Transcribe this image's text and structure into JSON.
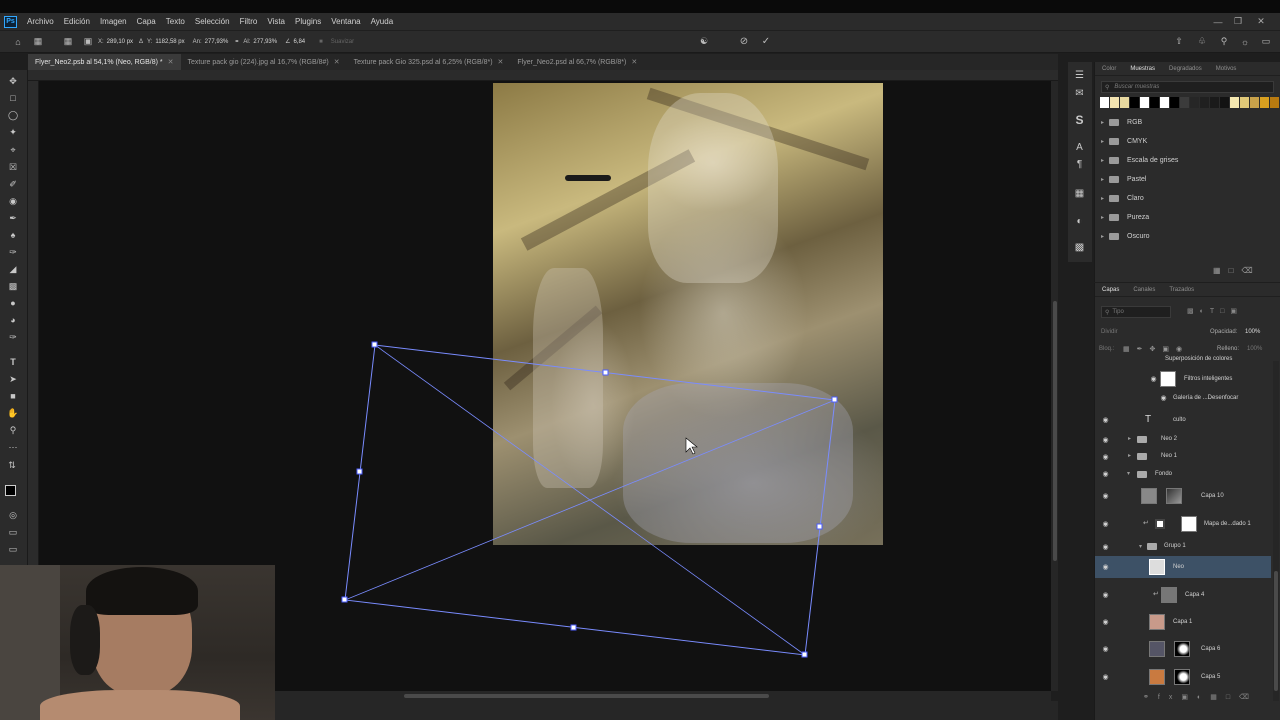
{
  "app": {
    "logo": "Ps"
  },
  "menu": [
    "Archivo",
    "Edición",
    "Imagen",
    "Capa",
    "Texto",
    "Selección",
    "Filtro",
    "Vista",
    "Plugins",
    "Ventana",
    "Ayuda"
  ],
  "options": {
    "x_label": "X:",
    "x_value": "289,10 px",
    "y_label": "Y:",
    "y_value": "1182,58 px",
    "w_label": "An:",
    "w_value": "277,93%",
    "h_label": "Al:",
    "h_value": "277,93%",
    "angle_value": "6,84",
    "smooth_label": "Suavizar"
  },
  "tabs": [
    {
      "label": "Flyer_Neo2.psb al 54,1% (Neo, RGB/8) *",
      "active": true
    },
    {
      "label": "Texture pack gio (224).jpg al 16,7% (RGB/8#)",
      "active": false
    },
    {
      "label": "Texture pack Gio 325.psd al 6,25% (RGB/8*)",
      "active": false
    },
    {
      "label": "Flyer_Neo2.psd al 66,7% (RGB/8*)",
      "active": false
    }
  ],
  "swatches_panel": {
    "tabs": [
      "Color",
      "Muestras",
      "Degradados",
      "Motivos"
    ],
    "active_tab": "Muestras",
    "search_placeholder": "Buscar muestras",
    "colors": [
      "#ffffff",
      "#f3e3b0",
      "#e8d9a0",
      "#000000",
      "#ffffff",
      "#000000",
      "#ffffff",
      "#000000",
      "#3b3b3b",
      "#262626",
      "#202020",
      "#1a1a1a",
      "#121212",
      "#f5e8b0",
      "#e0c878",
      "#c9a24a",
      "#d9a020",
      "#b87a10"
    ],
    "folders": [
      "RGB",
      "CMYK",
      "Escala de grises",
      "Pastel",
      "Claro",
      "Pureza",
      "Oscuro"
    ]
  },
  "layers_panel": {
    "tabs": [
      "Capas",
      "Canales",
      "Trazados"
    ],
    "active_tab": "Capas",
    "filter_placeholder": "Tipo",
    "blend_mode": "Dividir",
    "opacity_label": "Opacidad:",
    "opacity_value": "100%",
    "lock_label": "Bloq.:",
    "fill_label": "Relleno:",
    "fill_value": "100%",
    "layers": [
      {
        "name": "Superposición de colores"
      },
      {
        "name": "Filtros inteligentes"
      },
      {
        "name": "Galería de ...Desenfocar"
      },
      {
        "name": "culto"
      },
      {
        "name": "Neo 2"
      },
      {
        "name": "Neo 1"
      },
      {
        "name": "Fondo"
      },
      {
        "name": "Capa 10"
      },
      {
        "name": "Mapa de...dado 1"
      },
      {
        "name": "Grupo 1"
      },
      {
        "name": "Neo"
      },
      {
        "name": "Capa 4"
      },
      {
        "name": "Capa 1"
      },
      {
        "name": "Capa 6"
      },
      {
        "name": "Capa 5"
      }
    ]
  }
}
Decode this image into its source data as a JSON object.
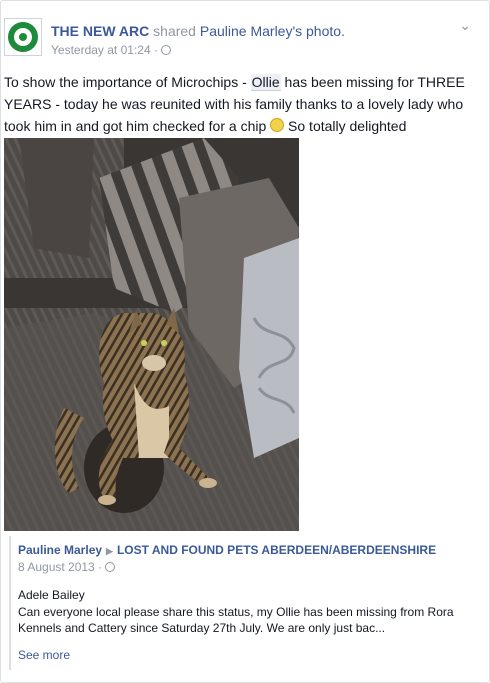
{
  "post": {
    "page_name": "THE NEW ARC",
    "shared_text": "shared",
    "shared_person": "Pauline Marley's photo.",
    "timestamp": "Yesterday at 01:24 ·",
    "text_before": "To show the importance of Microchips - ",
    "tagged": "Ollie",
    "text_after": " has been missing for THREE YEARS - today he was reunited with his family thanks to a lovely lady who took him in and got him checked for a chip ",
    "text_end": " So totally delighted"
  },
  "shared": {
    "author": "Pauline Marley",
    "group": "LOST AND FOUND PETS ABERDEEN/ABERDEENSHIRE",
    "date": "8 August 2013 ·",
    "inner_author": "Adele Bailey",
    "body": "Can everyone local please share this status, my Ollie has been missing from Rora Kennels and Cattery since Saturday 27th July. We are only just bac...",
    "see_more": "See more"
  },
  "icons": {
    "avatar": "the-new-arc-logo",
    "options": "chevron-down-icon",
    "privacy": "globe-icon",
    "emoji": "smiley-icon",
    "arrow": "right-arrow-icon"
  },
  "colors": {
    "link": "#3b5998",
    "meta": "#9197a3",
    "text": "#141823",
    "logo_green": "#1e8a3c"
  }
}
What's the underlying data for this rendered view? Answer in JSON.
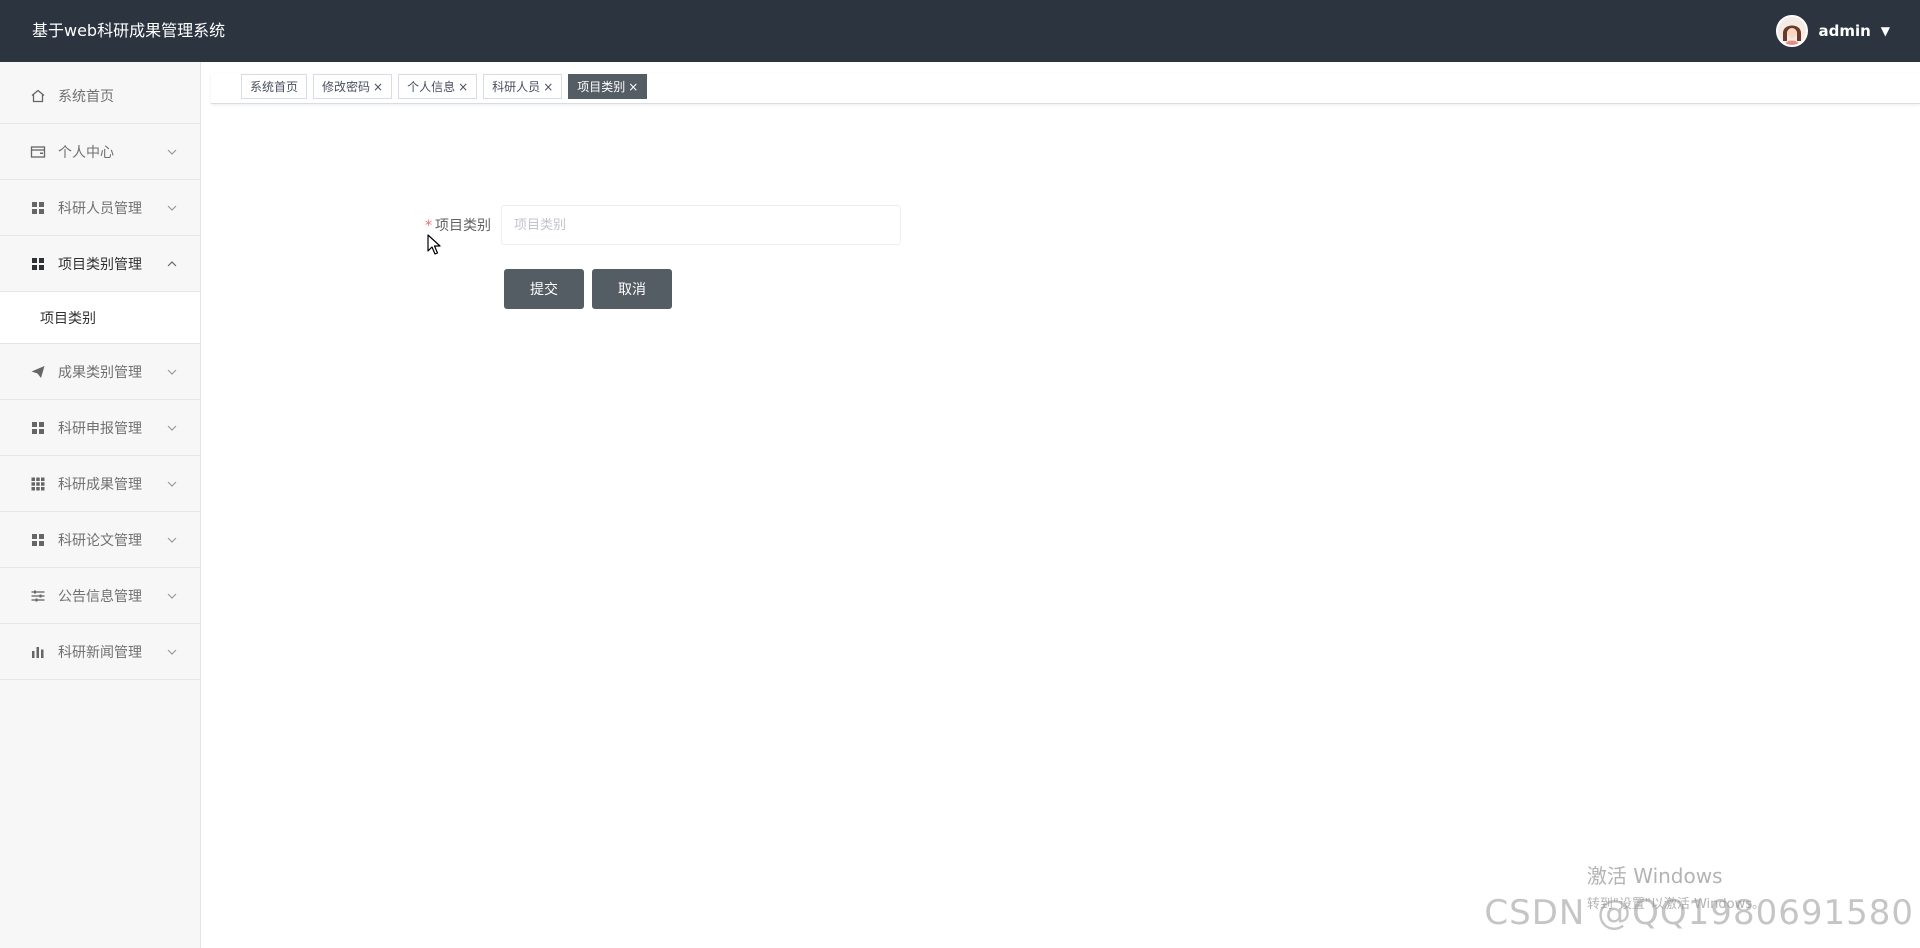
{
  "app": {
    "title": "基于web科研成果管理系统"
  },
  "user": {
    "name": "admin",
    "menu_icon": "caret-down-icon"
  },
  "sidebar": {
    "items": [
      {
        "label": "系统首页",
        "icon": "home-icon"
      },
      {
        "label": "个人中心",
        "icon": "wallet-icon",
        "arrow": "chevron-down"
      },
      {
        "label": "科研人员管理",
        "icon": "grid-icon",
        "arrow": "chevron-down"
      },
      {
        "label": "项目类别管理",
        "icon": "grid-icon",
        "arrow": "chevron-up",
        "open": true
      },
      {
        "label": "成果类别管理",
        "icon": "send-icon",
        "arrow": "chevron-down"
      },
      {
        "label": "科研申报管理",
        "icon": "grid-icon",
        "arrow": "chevron-down"
      },
      {
        "label": "科研成果管理",
        "icon": "grid-nine-icon",
        "arrow": "chevron-down"
      },
      {
        "label": "科研论文管理",
        "icon": "grid-icon",
        "arrow": "chevron-down"
      },
      {
        "label": "公告信息管理",
        "icon": "sliders-icon",
        "arrow": "chevron-down"
      },
      {
        "label": "科研新闻管理",
        "icon": "bar-chart-icon",
        "arrow": "chevron-down"
      }
    ],
    "submenu": {
      "label": "项目类别"
    }
  },
  "tabs": [
    {
      "label": "系统首页",
      "closable": false
    },
    {
      "label": "修改密码",
      "closable": true
    },
    {
      "label": "个人信息",
      "closable": true
    },
    {
      "label": "科研人员",
      "closable": true
    },
    {
      "label": "项目类别",
      "closable": true,
      "active": true
    }
  ],
  "tab_close_glyph": "×",
  "form": {
    "required_mark": "*",
    "field_label": "项目类别",
    "field_value": "",
    "field_placeholder": "项目类别",
    "submit_label": "提交",
    "cancel_label": "取消"
  },
  "watermarks": {
    "windows_line1": "激活 Windows",
    "windows_line2": "转到\"设置\"以激活 Windows。",
    "csdn": "CSDN @QQ1980691580"
  },
  "colors": {
    "topbar": "#2c3440",
    "button": "#545c64",
    "required": "#f56c6c"
  }
}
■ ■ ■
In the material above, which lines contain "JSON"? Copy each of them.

■ Task output ■
Transcribe this image's text and structure into JSON.
Decode this image into its source data as a JSON object.
What's the underlying data for this rendered view? Answer in JSON.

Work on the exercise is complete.